Orange County's only needle-exchange program closes after Santa Ana denies permit -- Orange County's first and only needle-exchange program has shut down after Santa Ana city officials denied its permit application, sparking concerns from public health advocates. Ben Brazil in the Los Angeles Times$ -- 2/5/18

Limit painkiller prescriptions to three days, California lawmaker says -- Assemblyman Freddie Rodriguez, D-Pomona, is pursuing legislation to limit prescriptions for opioids, which are often used as painkillers, to no more than three days. If the dosage has not decreased by the third refill, Assembly Bill 1998 would also require the doctor to justify in the patient’s medical record why continuing treatment at that level is needed. Alexei Koseff in the Sacramento Bee$ -- 2/5/18

Crops May Contribute More to California’s Smog Than Previously Thought -- New research from UC Davis finds a sneaky contributor to the state’s smog problem rising from the floor of the Central Valley: California’s crops are emitting polluting nitrogen oxides, up to 10 times as much of those gasses as previously thought. Molly Peterson KQED -- 2/5/18

At schools near freeways, air filters help students breathe -- On the campus of Salesian High School in Boyle Heights, boys play soccer on a turf field a block away from the East LA Interchange. Four freeways converge here, and diesel trucks hauling containers are visible crawling along the overpass that towers over the neighborhood. Emily Guerin KPCC -- 2/5/18

Deputies fatally shoot 16-year-old during South LA chase -- Los Angeles County sheriff's officials say deputies fatally shot a 16-year-old boy they believed to be armed during a foot chase. Lt. John Corina says the deputies responded Sunday night in South Los Angeles following reports of a young man pointing a gun at a motorist. Associated Press -- 2/5/18

Fox: “Plan B” for Rail Always Made More Sense -- In reporting on the move by the Joint Legislative Audit Committee to scrutinize the high speed rail, Los Angeles Times columnist George Skelton mentioned a “Plan B” for rail discussed by the proponents of the audit request, Democratic Senator Jim Beall and Republican Assemblyman Jim Patterson. Joel Fox Fox & Hounds -- 2/5/18

Rhee: Why rural California needs more love -- California politicians pay plenty of lip service to bridging the widening gap between the richer coast and poorer inland.

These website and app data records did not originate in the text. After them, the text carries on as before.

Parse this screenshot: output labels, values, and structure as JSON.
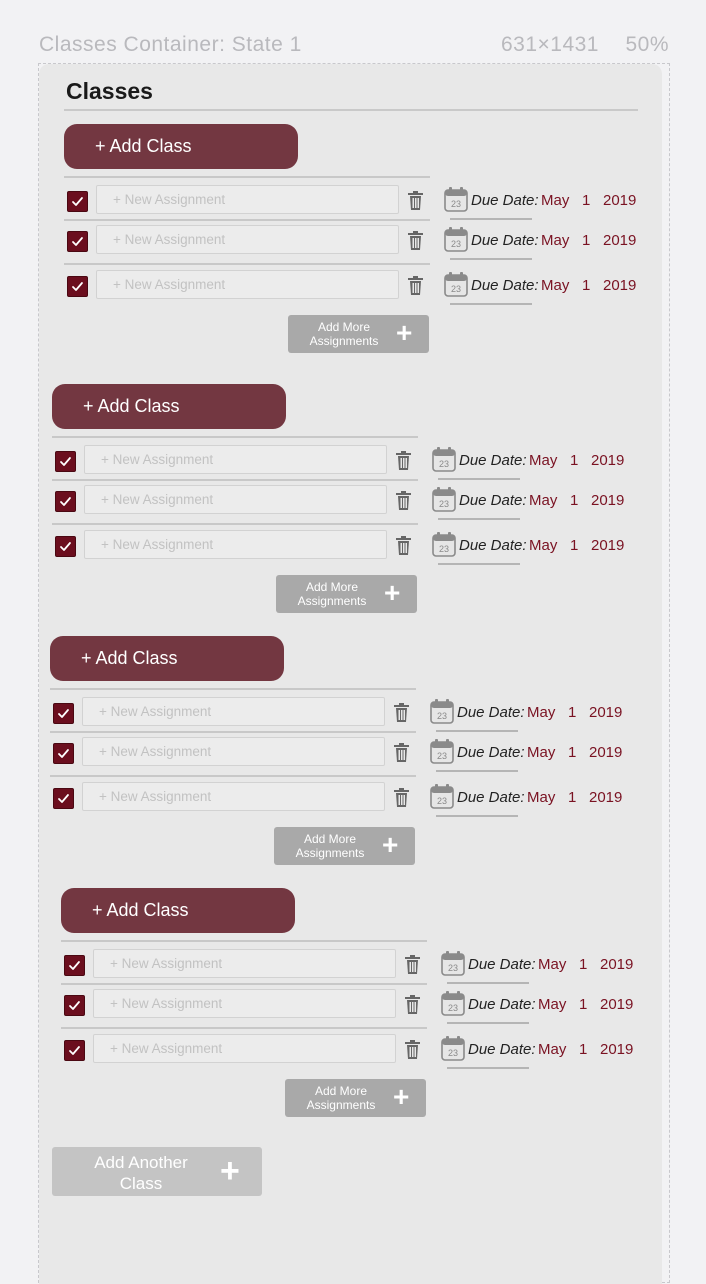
{
  "canvas": {
    "name": "Classes Container: State 1",
    "size": "631×1431",
    "zoom": "50%"
  },
  "title": "Classes",
  "add_class_label": "+ Add Class",
  "assignment_placeholder": "+ New Assignment",
  "due_label": "Due Date:",
  "due_month": "May",
  "due_day": "1",
  "due_year": "2019",
  "calendar_day": "23",
  "add_more": {
    "line1": "Add More",
    "line2": "Assignments",
    "icon": "+"
  },
  "add_another": {
    "line1": "Add Another",
    "line2": "Class",
    "icon": "+"
  },
  "colors": {
    "accent": "#733741",
    "checkbox": "#6b0e1e",
    "date_text": "#7a1222",
    "secondary_button": "#a9a9a9",
    "panel": "#e8e8e8"
  },
  "classes": [
    {
      "assignments": [
        {
          "checked": true
        },
        {
          "checked": true
        },
        {
          "checked": true
        }
      ]
    },
    {
      "assignments": [
        {
          "checked": true
        },
        {
          "checked": true
        },
        {
          "checked": true
        }
      ]
    },
    {
      "assignments": [
        {
          "checked": true
        },
        {
          "checked": true
        },
        {
          "checked": true
        }
      ]
    },
    {
      "assignments": [
        {
          "checked": true
        },
        {
          "checked": true
        },
        {
          "checked": true
        }
      ]
    }
  ]
}
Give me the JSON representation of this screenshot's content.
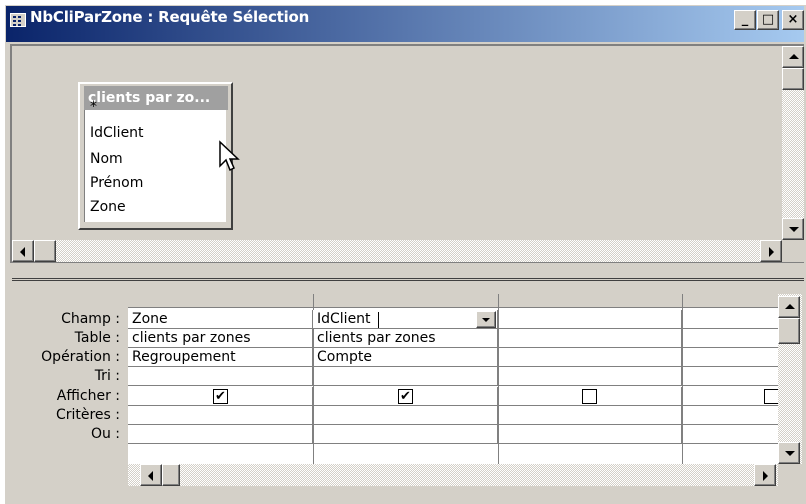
{
  "window": {
    "title": "NbCliParZone : Requête Sélection",
    "caption_buttons": {
      "minimize": "_",
      "maximize": "□",
      "close": "×"
    }
  },
  "field_list": {
    "title": "clients par zo...",
    "items": [
      "*",
      "IdClient",
      "Nom",
      "Prénom",
      "Zone"
    ]
  },
  "grid": {
    "row_labels": [
      "Champ :",
      "Table :",
      "Opération :",
      "Tri :",
      "Afficher :",
      "Critères :",
      "Ou :"
    ],
    "columns": [
      {
        "champ": "Zone",
        "table": "clients par zones",
        "operation": "Regroupement",
        "afficher": true
      },
      {
        "champ": "IdClient",
        "table": "clients par zones",
        "operation": "Compte",
        "afficher": true
      },
      {
        "champ": "",
        "table": "",
        "operation": "",
        "afficher": false
      },
      {
        "champ": "",
        "table": "",
        "operation": "",
        "afficher": false
      }
    ]
  },
  "colors": {
    "title_start": "#0a246a",
    "title_end": "#a6caf0",
    "face": "#d4d0c8"
  }
}
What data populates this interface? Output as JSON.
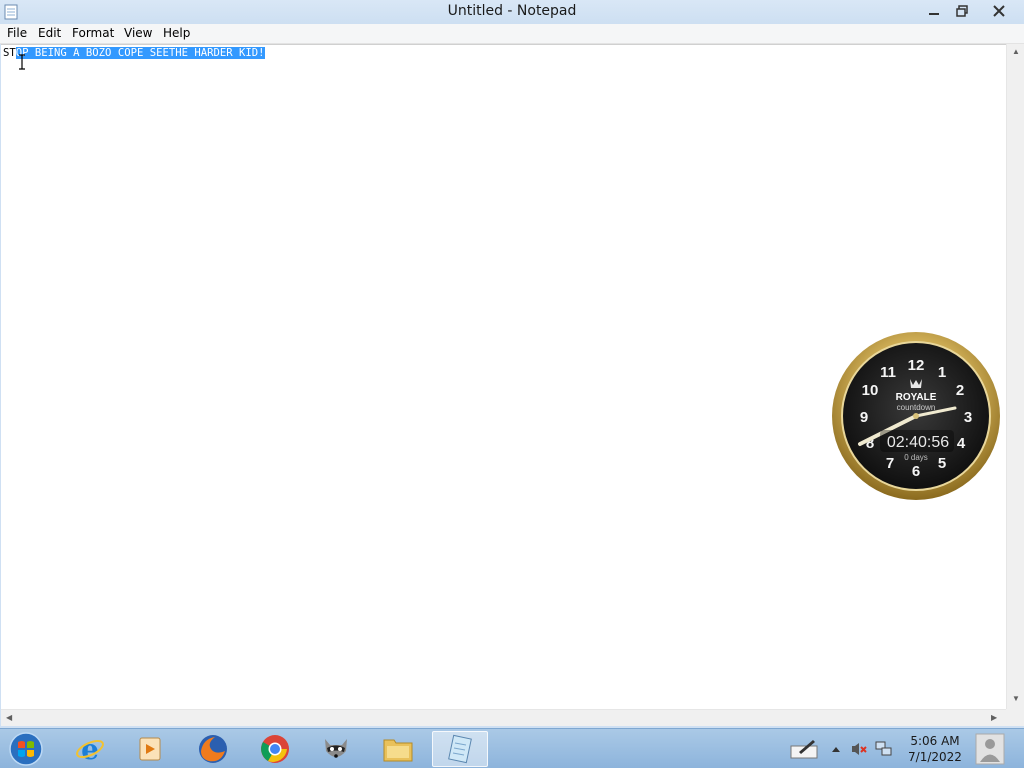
{
  "window": {
    "title": "Untitled - Notepad",
    "minimize_label": "minimize",
    "maximize_label": "restore",
    "close_label": "close"
  },
  "menu": [
    "File",
    "Edit",
    "Format",
    "View",
    "Help"
  ],
  "editor": {
    "text_before_selection": "ST",
    "selected_text": "OP BEING A BOZO COPE SEETHE HARDER KID!"
  },
  "gadget": {
    "brand": "ROYALE",
    "subtitle": "countdown",
    "time": "02:40:56",
    "days": "0 days",
    "numerals": [
      "12",
      "1",
      "2",
      "3",
      "4",
      "5",
      "6",
      "7",
      "8",
      "9",
      "10",
      "11"
    ]
  },
  "taskbar": {
    "apps": [
      {
        "name": "internet-explorer-icon",
        "active": false
      },
      {
        "name": "media-player-icon",
        "active": false
      },
      {
        "name": "firefox-icon",
        "active": false
      },
      {
        "name": "chrome-icon",
        "active": false
      },
      {
        "name": "raccoon-app-icon",
        "active": false
      },
      {
        "name": "file-explorer-icon",
        "active": false
      },
      {
        "name": "notepad-icon",
        "active": true
      }
    ],
    "clock_time": "5:06 AM",
    "clock_date": "7/1/2022"
  },
  "colors": {
    "selection": "#3399ff",
    "close_button": "#c42b1c",
    "taskbar": "#9fc2e3"
  }
}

If they mean what they say and want to back up their words with action, the agenda of Rural County Representatives of California is a pretty good place to start. Foon Rhee in the Sacramento Bee$ -- 2/5/18